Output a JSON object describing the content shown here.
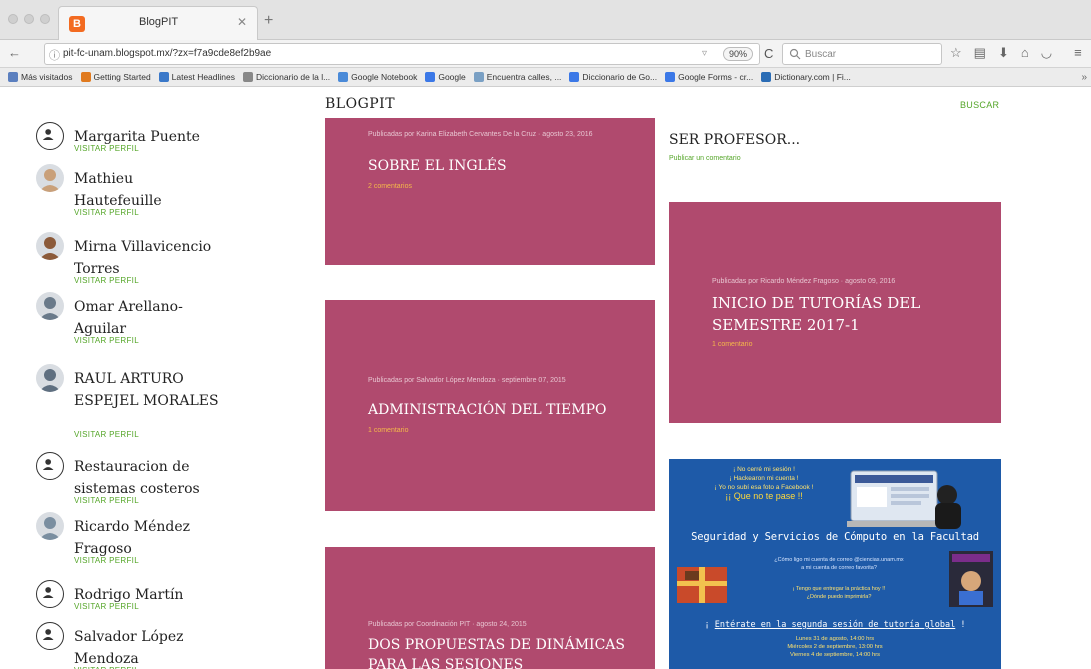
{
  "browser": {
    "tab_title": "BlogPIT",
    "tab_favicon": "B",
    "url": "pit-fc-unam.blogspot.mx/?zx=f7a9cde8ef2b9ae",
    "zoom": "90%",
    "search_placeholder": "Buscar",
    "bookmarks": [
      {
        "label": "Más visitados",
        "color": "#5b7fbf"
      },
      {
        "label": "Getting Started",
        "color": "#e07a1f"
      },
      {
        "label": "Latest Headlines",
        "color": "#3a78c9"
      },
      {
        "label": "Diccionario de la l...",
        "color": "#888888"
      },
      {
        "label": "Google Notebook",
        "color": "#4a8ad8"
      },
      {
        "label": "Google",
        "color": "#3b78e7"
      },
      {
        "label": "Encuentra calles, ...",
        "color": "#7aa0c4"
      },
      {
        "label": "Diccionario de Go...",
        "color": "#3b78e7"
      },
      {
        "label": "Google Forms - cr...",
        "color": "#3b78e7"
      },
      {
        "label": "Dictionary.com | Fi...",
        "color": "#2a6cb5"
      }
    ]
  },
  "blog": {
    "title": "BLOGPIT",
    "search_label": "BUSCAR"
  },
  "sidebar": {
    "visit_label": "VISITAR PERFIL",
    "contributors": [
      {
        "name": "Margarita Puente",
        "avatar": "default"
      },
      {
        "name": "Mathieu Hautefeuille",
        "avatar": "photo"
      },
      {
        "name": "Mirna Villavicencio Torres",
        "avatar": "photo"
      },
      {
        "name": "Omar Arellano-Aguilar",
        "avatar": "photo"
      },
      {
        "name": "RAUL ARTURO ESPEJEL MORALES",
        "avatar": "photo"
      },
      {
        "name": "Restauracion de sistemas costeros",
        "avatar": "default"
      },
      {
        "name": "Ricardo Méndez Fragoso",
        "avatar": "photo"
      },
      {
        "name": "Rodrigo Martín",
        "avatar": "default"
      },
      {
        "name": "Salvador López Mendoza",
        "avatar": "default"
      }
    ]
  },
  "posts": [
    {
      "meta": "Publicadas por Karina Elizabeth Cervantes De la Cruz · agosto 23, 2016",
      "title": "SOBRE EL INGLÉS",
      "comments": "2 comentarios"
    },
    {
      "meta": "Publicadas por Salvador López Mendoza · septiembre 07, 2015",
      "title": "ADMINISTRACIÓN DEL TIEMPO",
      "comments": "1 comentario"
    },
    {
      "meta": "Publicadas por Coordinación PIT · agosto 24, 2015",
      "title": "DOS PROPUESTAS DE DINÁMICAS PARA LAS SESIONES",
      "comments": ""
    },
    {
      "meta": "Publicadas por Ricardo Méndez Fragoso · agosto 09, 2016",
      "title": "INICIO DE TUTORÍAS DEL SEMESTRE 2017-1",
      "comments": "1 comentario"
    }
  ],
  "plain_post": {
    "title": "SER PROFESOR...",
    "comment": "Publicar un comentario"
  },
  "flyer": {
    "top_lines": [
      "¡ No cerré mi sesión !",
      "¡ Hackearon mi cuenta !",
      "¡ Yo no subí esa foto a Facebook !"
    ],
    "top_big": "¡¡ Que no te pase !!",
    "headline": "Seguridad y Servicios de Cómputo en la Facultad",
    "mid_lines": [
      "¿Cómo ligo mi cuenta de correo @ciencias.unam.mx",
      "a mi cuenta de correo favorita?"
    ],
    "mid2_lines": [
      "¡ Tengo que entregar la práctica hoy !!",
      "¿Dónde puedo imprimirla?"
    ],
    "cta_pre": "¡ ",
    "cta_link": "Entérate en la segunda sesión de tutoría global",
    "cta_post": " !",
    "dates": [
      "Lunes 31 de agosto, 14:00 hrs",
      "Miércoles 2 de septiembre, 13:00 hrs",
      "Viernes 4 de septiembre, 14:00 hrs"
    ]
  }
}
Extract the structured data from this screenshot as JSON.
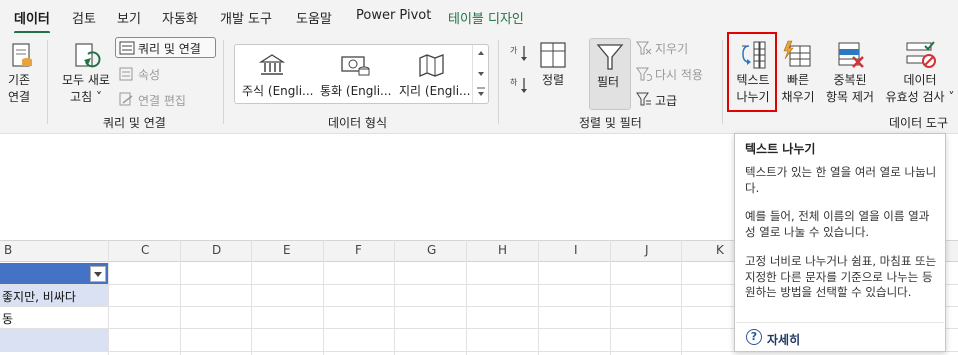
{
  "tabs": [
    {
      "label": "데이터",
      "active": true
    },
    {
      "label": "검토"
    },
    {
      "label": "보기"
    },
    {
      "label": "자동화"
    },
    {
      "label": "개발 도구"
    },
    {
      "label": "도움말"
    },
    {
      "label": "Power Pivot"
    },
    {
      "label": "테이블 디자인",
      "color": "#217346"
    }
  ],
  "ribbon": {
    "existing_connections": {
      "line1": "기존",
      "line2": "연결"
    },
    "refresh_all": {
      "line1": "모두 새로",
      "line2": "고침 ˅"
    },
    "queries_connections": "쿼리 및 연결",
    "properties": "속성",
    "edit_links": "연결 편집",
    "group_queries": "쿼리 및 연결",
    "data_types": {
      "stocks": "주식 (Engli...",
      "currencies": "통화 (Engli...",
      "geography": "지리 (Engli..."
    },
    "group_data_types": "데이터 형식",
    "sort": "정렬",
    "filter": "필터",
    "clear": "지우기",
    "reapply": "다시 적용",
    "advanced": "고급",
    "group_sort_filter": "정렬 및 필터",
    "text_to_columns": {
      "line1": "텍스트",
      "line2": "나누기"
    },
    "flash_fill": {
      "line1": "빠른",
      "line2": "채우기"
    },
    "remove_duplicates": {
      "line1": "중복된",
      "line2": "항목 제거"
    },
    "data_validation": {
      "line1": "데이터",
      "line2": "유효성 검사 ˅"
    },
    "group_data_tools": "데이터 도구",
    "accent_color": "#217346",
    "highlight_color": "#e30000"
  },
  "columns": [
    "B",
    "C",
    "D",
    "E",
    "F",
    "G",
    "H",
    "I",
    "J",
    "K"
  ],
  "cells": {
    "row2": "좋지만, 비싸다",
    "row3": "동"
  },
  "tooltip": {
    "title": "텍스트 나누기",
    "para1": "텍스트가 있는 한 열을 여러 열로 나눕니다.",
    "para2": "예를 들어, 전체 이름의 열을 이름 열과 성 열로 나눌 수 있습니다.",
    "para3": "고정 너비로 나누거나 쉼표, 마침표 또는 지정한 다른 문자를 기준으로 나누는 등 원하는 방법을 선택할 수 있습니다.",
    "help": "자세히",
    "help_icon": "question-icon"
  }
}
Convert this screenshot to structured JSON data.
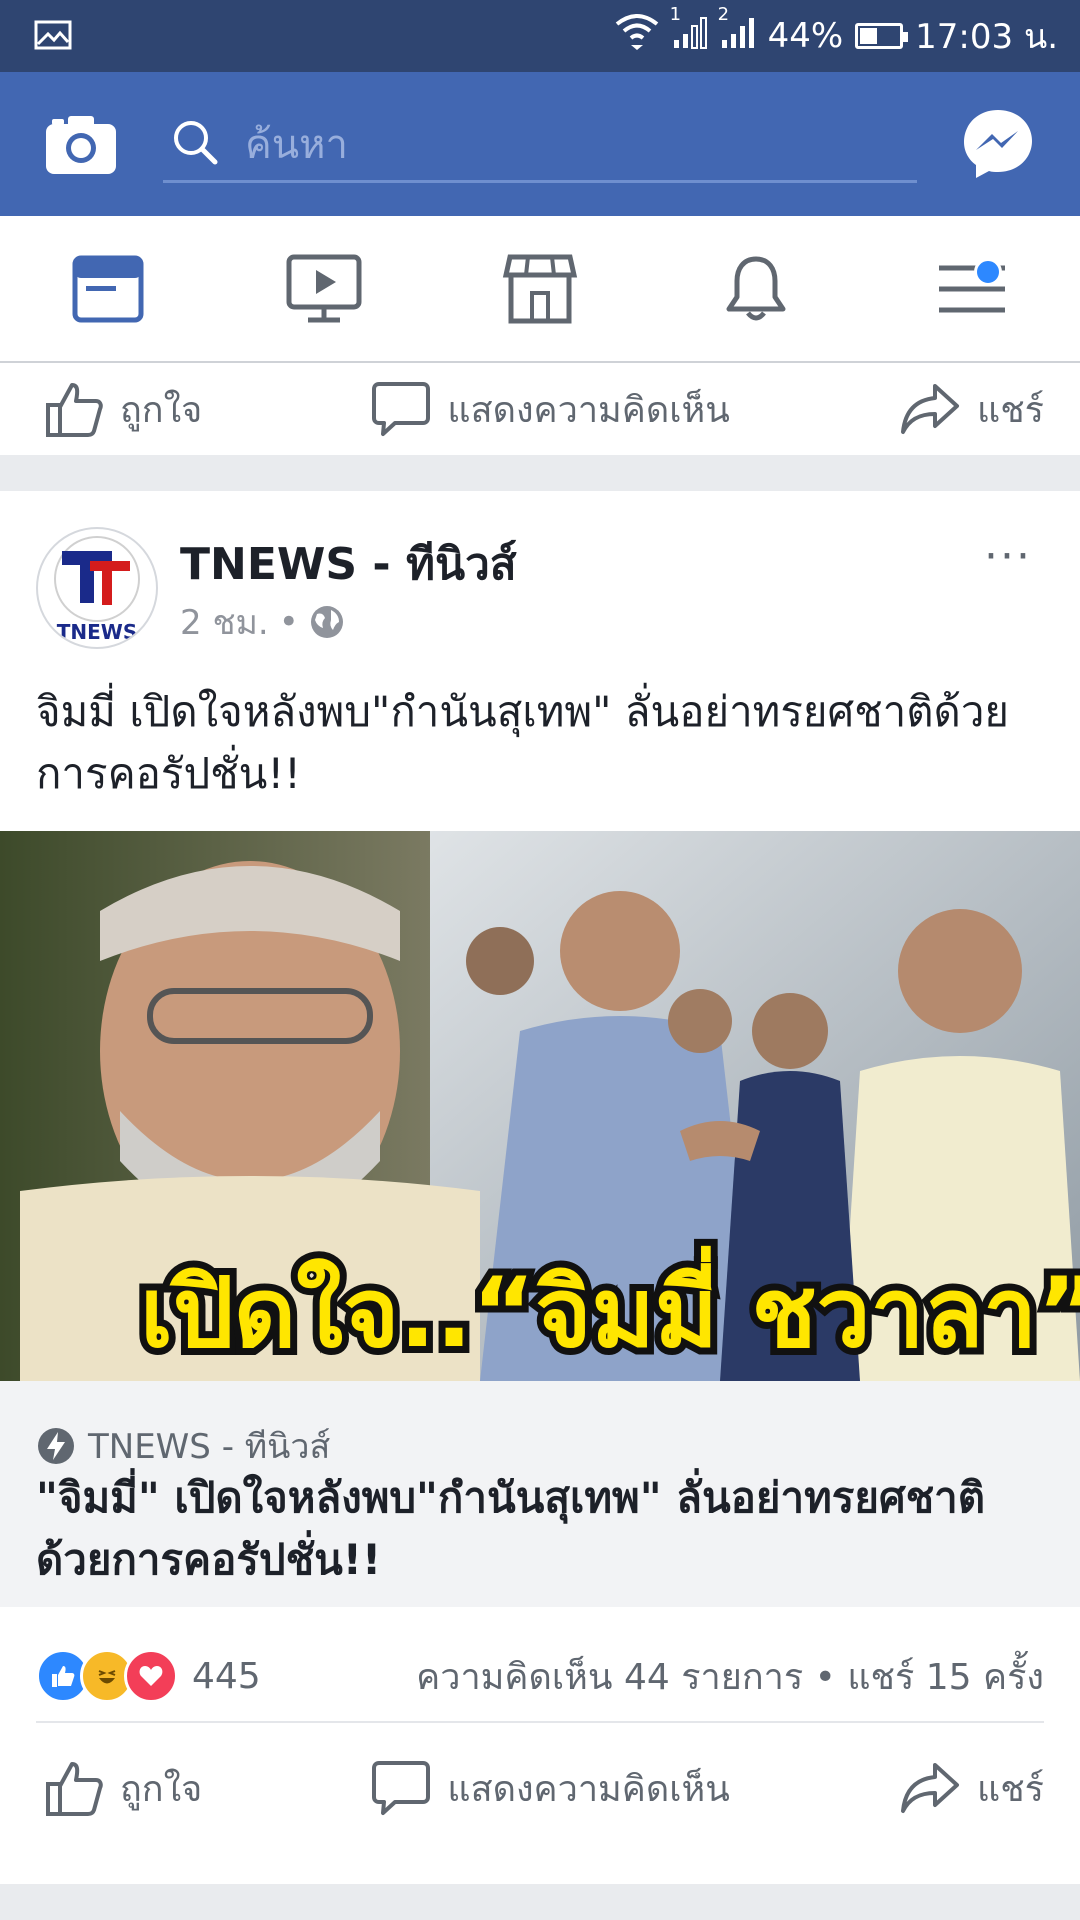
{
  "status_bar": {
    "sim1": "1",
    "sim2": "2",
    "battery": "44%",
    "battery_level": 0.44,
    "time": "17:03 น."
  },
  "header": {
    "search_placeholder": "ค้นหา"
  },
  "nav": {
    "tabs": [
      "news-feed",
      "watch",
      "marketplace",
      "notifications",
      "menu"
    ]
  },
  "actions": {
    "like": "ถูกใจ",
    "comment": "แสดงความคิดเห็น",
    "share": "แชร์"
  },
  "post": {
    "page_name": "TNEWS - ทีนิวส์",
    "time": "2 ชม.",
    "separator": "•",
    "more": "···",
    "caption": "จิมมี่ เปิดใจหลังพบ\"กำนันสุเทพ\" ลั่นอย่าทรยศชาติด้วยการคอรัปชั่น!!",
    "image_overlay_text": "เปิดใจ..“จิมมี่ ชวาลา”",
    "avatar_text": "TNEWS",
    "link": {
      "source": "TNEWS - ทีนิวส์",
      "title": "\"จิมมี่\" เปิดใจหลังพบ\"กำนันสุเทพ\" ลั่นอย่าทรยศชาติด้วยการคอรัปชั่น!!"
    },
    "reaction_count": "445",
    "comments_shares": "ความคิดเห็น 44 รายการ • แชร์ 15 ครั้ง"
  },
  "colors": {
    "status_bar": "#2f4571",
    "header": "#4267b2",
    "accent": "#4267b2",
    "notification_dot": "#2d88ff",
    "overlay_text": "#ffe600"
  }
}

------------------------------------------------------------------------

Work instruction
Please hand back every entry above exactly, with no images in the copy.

Answer to this task
Output a JSON object describing the content shown here.
{
  "browser": {
    "tab_title": "BlogPIT",
    "tab_favicon": "B",
    "url": "pit-fc-unam.blogspot.mx/?zx=f7a9cde8ef2b9ae",
    "zoom": "90%",
    "search_placeholder": "Buscar",
    "bookmarks": [
      {
        "label": "Más visitados",
        "color": "#5b7fbf"
      },
      {
        "label": "Getting Started",
        "color": "#e07a1f"
      },
      {
        "label": "Latest Headlines",
        "color": "#3a78c9"
      },
      {
        "label": "Diccionario de la l...",
        "color": "#888888"
      },
      {
        "label": "Google Notebook",
        "color": "#4a8ad8"
      },
      {
        "label": "Google",
        "color": "#3b78e7"
      },
      {
        "label": "Encuentra calles, ...",
        "color": "#7aa0c4"
      },
      {
        "label": "Diccionario de Go...",
        "color": "#3b78e7"
      },
      {
        "label": "Google Forms - cr...",
        "color": "#3b78e7"
      },
      {
        "label": "Dictionary.com | Fi...",
        "color": "#2a6cb5"
      }
    ]
  },
  "blog": {
    "title": "BLOGPIT",
    "search_label": "BUSCAR"
  },
  "sidebar": {
    "visit_label": "VISITAR PERFIL",
    "contributors": [
      {
        "name": "Margarita Puente",
        "avatar": "default"
      },
      {
        "name": "Mathieu Hautefeuille",
        "avatar": "photo"
      },
      {
        "name": "Mirna Villavicencio Torres",
        "avatar": "photo"
      },
      {
        "name": "Omar Arellano-Aguilar",
        "avatar": "photo"
      },
      {
        "name": "RAUL ARTURO ESPEJEL MORALES",
        "avatar": "photo"
      },
      {
        "name": "Restauracion de sistemas costeros",
        "avatar": "default"
      },
      {
        "name": "Ricardo Méndez Fragoso",
        "avatar": "photo"
      },
      {
        "name": "Rodrigo Martín",
        "avatar": "default"
      },
      {
        "name": "Salvador López Mendoza",
        "avatar": "default"
      }
    ]
  },
  "posts": [
    {
      "meta": "Publicadas por Karina Elizabeth Cervantes De la Cruz · agosto 23, 2016",
      "title": "SOBRE EL INGLÉS",
      "comments": "2 comentarios"
    },
    {
      "meta": "Publicadas por Salvador López Mendoza · septiembre 07, 2015",
      "title": "ADMINISTRACIÓN DEL TIEMPO",
      "comments": "1 comentario"
    },
    {
      "meta": "Publicadas por Coordinación PIT · agosto 24, 2015",
      "title": "DOS PROPUESTAS DE DINÁMICAS PARA LAS SESIONES",
      "comments": ""
    },
    {
      "meta": "Publicadas por Ricardo Méndez Fragoso · agosto 09, 2016",
      "title": "INICIO DE TUTORÍAS DEL SEMESTRE 2017-1",
      "comments": "1 comentario"
    }
  ],
  "plain_post": {
    "title": "SER PROFESOR...",
    "comment": "Publicar un comentario"
  },
  "flyer": {
    "top_lines": [
      "¡ No cerré mi sesión !",
      "¡ Hackearon mi cuenta !",
      "¡ Yo no subí esa foto a Facebook !"
    ],
    "top_big": "¡¡ Que no te pase !!",
    "headline": "Seguridad y Servicios de Cómputo en la Facultad",
    "mid_lines": [
      "¿Cómo ligo mi cuenta de correo @ciencias.unam.mx",
      "a mi cuenta de correo favorita?"
    ],
    "mid2_lines": [
      "¡ Tengo que entregar la práctica hoy !!",
      "¿Dónde puedo imprimirla?"
    ],
    "cta_pre": "¡ ",
    "cta_link": "Entérate en la segunda sesión de tutoría global",
    "cta_post": " !",
    "dates": [
      "Lunes 31 de agosto, 14:00 hrs",
      "Miércoles 2 de septiembre, 13:00 hrs",
      "Viernes 4 de septiembre, 14:00 hrs"
    ]
  }
}
Extract the structured data from this screenshot as JSON.
{
  "tabs": [
    {
      "label": "데이터",
      "active": true
    },
    {
      "label": "검토"
    },
    {
      "label": "보기"
    },
    {
      "label": "자동화"
    },
    {
      "label": "개발 도구"
    },
    {
      "label": "도움말"
    },
    {
      "label": "Power Pivot"
    },
    {
      "label": "테이블 디자인",
      "color": "#217346"
    }
  ],
  "ribbon": {
    "existing_connections": {
      "line1": "기존",
      "line2": "연결"
    },
    "refresh_all": {
      "line1": "모두 새로",
      "line2": "고침 ˅"
    },
    "queries_connections": "쿼리 및 연결",
    "properties": "속성",
    "edit_links": "연결 편집",
    "group_queries": "쿼리 및 연결",
    "data_types": {
      "stocks": "주식 (Engli...",
      "currencies": "통화 (Engli...",
      "geography": "지리 (Engli..."
    },
    "group_data_types": "데이터 형식",
    "sort": "정렬",
    "filter": "필터",
    "clear": "지우기",
    "reapply": "다시 적용",
    "advanced": "고급",
    "group_sort_filter": "정렬 및 필터",
    "text_to_columns": {
      "line1": "텍스트",
      "line2": "나누기"
    },
    "flash_fill": {
      "line1": "빠른",
      "line2": "채우기"
    },
    "remove_duplicates": {
      "line1": "중복된",
      "line2": "항목 제거"
    },
    "data_validation": {
      "line1": "데이터",
      "line2": "유효성 검사 ˅"
    },
    "group_data_tools": "데이터 도구",
    "accent_color": "#217346",
    "highlight_color": "#e30000"
  },
  "columns": [
    "B",
    "C",
    "D",
    "E",
    "F",
    "G",
    "H",
    "I",
    "J",
    "K"
  ],
  "cells": {
    "row2": "좋지만, 비싸다",
    "row3": "동"
  },
  "tooltip": {
    "title": "텍스트 나누기",
    "para1": "텍스트가 있는 한 열을 여러 열로 나눕니다.",
    "para2": "예를 들어, 전체 이름의 열을 이름 열과 성 열로 나눌 수 있습니다.",
    "para3": "고정 너비로 나누거나 쉼표, 마침표 또는 지정한 다른 문자를 기준으로 나누는 등 원하는 방법을 선택할 수 있습니다.",
    "help": "자세히",
    "help_icon": "question-icon"
  }
}
Convert this screenshot to structured JSON data.
{
  "status_bar": {
    "sim1": "1",
    "sim2": "2",
    "battery": "44%",
    "battery_level": 0.44,
    "time": "17:03 น."
  },
  "header": {
    "search_placeholder": "ค้นหา"
  },
  "nav": {
    "tabs": [
      "news-feed",
      "watch",
      "marketplace",
      "notifications",
      "menu"
    ]
  },
  "actions": {
    "like": "ถูกใจ",
    "comment": "แสดงความคิดเห็น",
    "share": "แชร์"
  },
  "post": {
    "page_name": "TNEWS - ทีนิวส์",
    "time": "2 ชม.",
    "separator": "•",
    "more": "···",
    "caption": "จิมมี่ เปิดใจหลังพบ\"กำนันสุเทพ\" ลั่นอย่าทรยศชาติด้วยการคอรัปชั่น!!",
    "image_overlay_text": "เปิดใจ..“จิมมี่ ชวาลา”",
    "avatar_text": "TNEWS",
    "link": {
      "source": "TNEWS - ทีนิวส์",
      "title": "\"จิมมี่\" เปิดใจหลังพบ\"กำนันสุเทพ\" ลั่นอย่าทรยศชาติด้วยการคอรัปชั่น!!"
    },
    "reaction_count": "445",
    "comments_shares": "ความคิดเห็น 44 รายการ • แชร์ 15 ครั้ง"
  },
  "colors": {
    "status_bar": "#2f4571",
    "header": "#4267b2",
    "accent": "#4267b2",
    "notification_dot": "#2d88ff",
    "overlay_text": "#ffe600"
  }
}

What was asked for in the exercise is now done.